Prescription in Scotland: Proposed Changes
Prescription in Scotland: Proposed Changes
The Supreme Court judgment of David T Morrison & Co Ltd v ICL Plastics Ltd & Others  UKSC 19 caused some uncertainty as to the application of the law of Prescription in Scotland. The decision arguably also moved the law beyond its policy objectives. With these points in mind, in March 2017, the Scottish Law Commission prepared a draft Prescription (Scotland) Bill with explanatory notes. The Bill attempts to address the uncertainty left by David T Morrison v ICL Plastics and enact some important changes to the law of prescription.
Scottish and English Legislation
An article providing an overview of the law of Prescription in Scotland and Limitation in England can be accessed here. In brief, the law is governed in Scotland by the Prescription and Limitation (Scotland) Act 1973. There is a five year prescription period after which a contractual or negligence claim will be extinguished with a 20 year “longstop” date to claims being raised. Broadly, time starts running when the damage is discovered and loss sustained.There are some exceptions to the 5 year time period which are detailed in the article mentioned above.

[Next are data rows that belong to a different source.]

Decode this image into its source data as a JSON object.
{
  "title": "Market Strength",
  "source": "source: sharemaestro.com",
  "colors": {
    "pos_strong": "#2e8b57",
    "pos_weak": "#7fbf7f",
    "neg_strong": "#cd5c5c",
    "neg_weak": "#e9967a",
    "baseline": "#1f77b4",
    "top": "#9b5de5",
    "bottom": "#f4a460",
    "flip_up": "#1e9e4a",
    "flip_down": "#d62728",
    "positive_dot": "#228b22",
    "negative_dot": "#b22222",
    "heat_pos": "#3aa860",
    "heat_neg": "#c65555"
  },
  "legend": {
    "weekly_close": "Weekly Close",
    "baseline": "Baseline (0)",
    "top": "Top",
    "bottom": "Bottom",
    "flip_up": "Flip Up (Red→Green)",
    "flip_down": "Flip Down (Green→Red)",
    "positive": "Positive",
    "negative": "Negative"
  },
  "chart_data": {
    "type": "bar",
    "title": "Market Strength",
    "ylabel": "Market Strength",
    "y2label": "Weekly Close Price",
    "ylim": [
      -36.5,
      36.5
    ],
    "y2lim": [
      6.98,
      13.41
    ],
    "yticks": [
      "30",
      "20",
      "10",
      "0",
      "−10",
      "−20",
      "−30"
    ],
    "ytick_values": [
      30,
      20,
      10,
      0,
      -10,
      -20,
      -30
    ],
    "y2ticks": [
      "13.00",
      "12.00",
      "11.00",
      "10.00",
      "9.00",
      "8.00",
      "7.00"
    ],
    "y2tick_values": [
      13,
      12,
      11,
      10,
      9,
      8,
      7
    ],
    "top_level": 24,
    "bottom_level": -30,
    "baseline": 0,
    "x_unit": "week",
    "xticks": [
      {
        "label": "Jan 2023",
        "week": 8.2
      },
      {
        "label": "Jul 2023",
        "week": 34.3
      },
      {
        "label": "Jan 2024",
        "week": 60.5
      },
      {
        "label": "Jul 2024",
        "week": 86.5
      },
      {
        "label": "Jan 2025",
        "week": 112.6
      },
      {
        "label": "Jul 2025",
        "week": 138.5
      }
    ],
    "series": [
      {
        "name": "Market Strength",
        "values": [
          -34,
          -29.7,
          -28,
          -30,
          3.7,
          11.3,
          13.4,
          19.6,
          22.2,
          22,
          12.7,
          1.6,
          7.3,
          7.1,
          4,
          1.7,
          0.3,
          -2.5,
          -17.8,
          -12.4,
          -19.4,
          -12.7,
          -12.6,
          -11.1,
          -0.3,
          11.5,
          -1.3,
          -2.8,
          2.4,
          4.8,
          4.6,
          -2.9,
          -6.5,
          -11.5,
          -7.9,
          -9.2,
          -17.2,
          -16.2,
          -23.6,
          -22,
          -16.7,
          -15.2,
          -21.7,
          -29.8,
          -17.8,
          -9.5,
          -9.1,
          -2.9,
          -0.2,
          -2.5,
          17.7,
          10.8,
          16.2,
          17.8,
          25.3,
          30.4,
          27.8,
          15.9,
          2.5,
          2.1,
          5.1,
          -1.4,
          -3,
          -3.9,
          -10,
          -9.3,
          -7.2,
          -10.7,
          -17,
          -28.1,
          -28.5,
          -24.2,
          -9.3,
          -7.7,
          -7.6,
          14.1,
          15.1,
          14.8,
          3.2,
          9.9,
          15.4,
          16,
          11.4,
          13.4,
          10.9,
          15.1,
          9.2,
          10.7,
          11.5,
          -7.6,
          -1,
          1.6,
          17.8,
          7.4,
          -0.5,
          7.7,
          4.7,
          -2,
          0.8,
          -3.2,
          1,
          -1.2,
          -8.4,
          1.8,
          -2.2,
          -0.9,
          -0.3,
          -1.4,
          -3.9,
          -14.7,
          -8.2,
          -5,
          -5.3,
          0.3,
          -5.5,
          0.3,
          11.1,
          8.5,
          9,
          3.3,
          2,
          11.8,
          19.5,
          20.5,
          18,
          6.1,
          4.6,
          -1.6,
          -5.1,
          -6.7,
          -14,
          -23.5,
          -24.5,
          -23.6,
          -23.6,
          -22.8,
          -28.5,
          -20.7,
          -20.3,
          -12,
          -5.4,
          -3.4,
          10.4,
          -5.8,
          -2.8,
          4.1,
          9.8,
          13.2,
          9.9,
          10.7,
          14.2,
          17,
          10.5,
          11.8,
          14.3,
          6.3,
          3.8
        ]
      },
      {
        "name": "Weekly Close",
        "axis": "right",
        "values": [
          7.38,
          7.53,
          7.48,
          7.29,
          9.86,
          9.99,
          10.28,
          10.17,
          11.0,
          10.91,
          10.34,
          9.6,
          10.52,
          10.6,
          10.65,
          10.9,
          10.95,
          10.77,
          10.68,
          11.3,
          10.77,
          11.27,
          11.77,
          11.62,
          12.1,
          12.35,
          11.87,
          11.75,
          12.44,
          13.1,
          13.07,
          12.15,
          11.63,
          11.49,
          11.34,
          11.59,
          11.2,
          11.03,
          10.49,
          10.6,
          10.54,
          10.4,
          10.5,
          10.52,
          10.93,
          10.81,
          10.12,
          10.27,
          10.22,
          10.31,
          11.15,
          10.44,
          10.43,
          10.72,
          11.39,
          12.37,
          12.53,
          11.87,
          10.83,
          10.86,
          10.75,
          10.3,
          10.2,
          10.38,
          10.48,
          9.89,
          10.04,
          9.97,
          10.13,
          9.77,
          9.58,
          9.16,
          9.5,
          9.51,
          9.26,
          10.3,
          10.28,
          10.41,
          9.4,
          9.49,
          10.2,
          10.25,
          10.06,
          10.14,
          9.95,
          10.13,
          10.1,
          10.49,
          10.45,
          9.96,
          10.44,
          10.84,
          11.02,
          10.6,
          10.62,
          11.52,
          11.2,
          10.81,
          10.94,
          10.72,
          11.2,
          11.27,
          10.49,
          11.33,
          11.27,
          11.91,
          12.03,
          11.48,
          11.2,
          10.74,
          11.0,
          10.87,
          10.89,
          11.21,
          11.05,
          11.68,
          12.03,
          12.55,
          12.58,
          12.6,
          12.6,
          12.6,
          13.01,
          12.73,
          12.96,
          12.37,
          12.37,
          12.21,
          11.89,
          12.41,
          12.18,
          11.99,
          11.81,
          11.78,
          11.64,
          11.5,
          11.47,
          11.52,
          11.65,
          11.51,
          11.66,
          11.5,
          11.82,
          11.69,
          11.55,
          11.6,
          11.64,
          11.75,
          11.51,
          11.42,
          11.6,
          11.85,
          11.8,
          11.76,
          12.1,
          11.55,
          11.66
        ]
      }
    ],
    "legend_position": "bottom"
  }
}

In England and Wales, the relevant legislation is the Limitation Act 1980. There are two different period of time depending on the type of claim; 6 and 12 years. There is a longstop limitation period of 15 years. There are alternative time periods in relation to defamation/slander, person injury and product liability.
Current Uncertainties in the Law
Although the law differs north and south of the border, the English limitation periods play a role in Scotland. It is common for large Scottish Construction and PFI contracts to provide for a 12-year limitation period on claims equivalent to the 20-year longstop under Scottish law. It is prohibited under section 13 of the 1973 Act to contract out of its provisions. Opinion is divided as to whether a 12-year limitation period infringes this prohibition.
Another uncertainty stems from the David T Morrison v ICL Plastics mentioned above. The Supreme Court’s judgment altered the commonly understood position on the start of the five-year period. A claimant in Scotland must, broadly, now pursue its claim within 5 years of the date when it became aware that it suffered a loss, or when, with reasonable diligence, should have become aware. This applies whether or not the claimant knew that the loss was a result of breach of contract or negligence by another, where the loss was suffered.
The Bill proposes that a final draft of the Prescription (Scotland) Bill is currently in preparation. It is therefore unknown whether the Bill is to be enacted in its current form. However, some important changes are currently proposed.
1. No Shortening Prescriptive Periods
The Bill proposes that a provision in an agreement which attempts to shorten the 5-year or 20-year prescriptive period will not be effective. This would have an effect on clauses in contracts which adopt the English 6 and 12 year approach. However, it would settle the current debate as to the competence under Scots law. No contract would be able to shorten the 20-year longstop to 12 years.
2. 5-year prescriptive period can be extended
The Bill proposes limited circumstances in which the 5-year prescriptive period can be extended by up to one year. There must be agreement to extend the period and it can only be extended once in relation to the same parties. Importantly, the Bill states that the prescriptive period can only be lengthened in this way after the prescriptive period has commenced.
This would be equivalent to ‘stand-still agreements’ in England, which allow the running of the Limitation Period to be ‘paused’ by agreement, without the need to raise proceedings. This device is not currently available under Scots law. It is clear from the Bill that this extension of up to one year cannot be agreed in advance. Therefore contracts agreeing to a 6 year prescriptive period (the English limitation period) would not be competent under Scots law.
3. Alteration of the starting point for 5-year prescriptive period
Section 5 of the Bill would replace the discoverability formula following the David T Morrison v ICL Plastics. Under the new formula, the prescriptive period would not begin until the claimant becomes aware or could reasonably be expected to become aware of:
- the occurrence of loss, injury or damage;
- the act or omission that caused the loss, injury or damage; and
- the identity of the party whose act or omission is in question.
Presently, only the first point is required for the 5-year period to start running. This test would bring some welcome clarity to the prescriptive period start date and would be likely to reduce the number of protective actions that are raised.
The draft Bill is currently being refined with an anticipated publication date this summer alongside a final report. While there may be some amendments to the draft Bill, it is likely that the three changes discussed above will be included in the final draft.
It is clear that there will be significant changes to the law of prescription in Scotland. These should be kept in mind for contracts which adopt an English law approach as the enactment of the Bill will undermine this approach.
At present, it is prudent to commence protective proceedings at the earliest date possible given the uncertainties as to when the prescriptive clock starts ticking. However, the proposed changes to apply a three-part discoverability formula will be a welcome source of transparency in the law.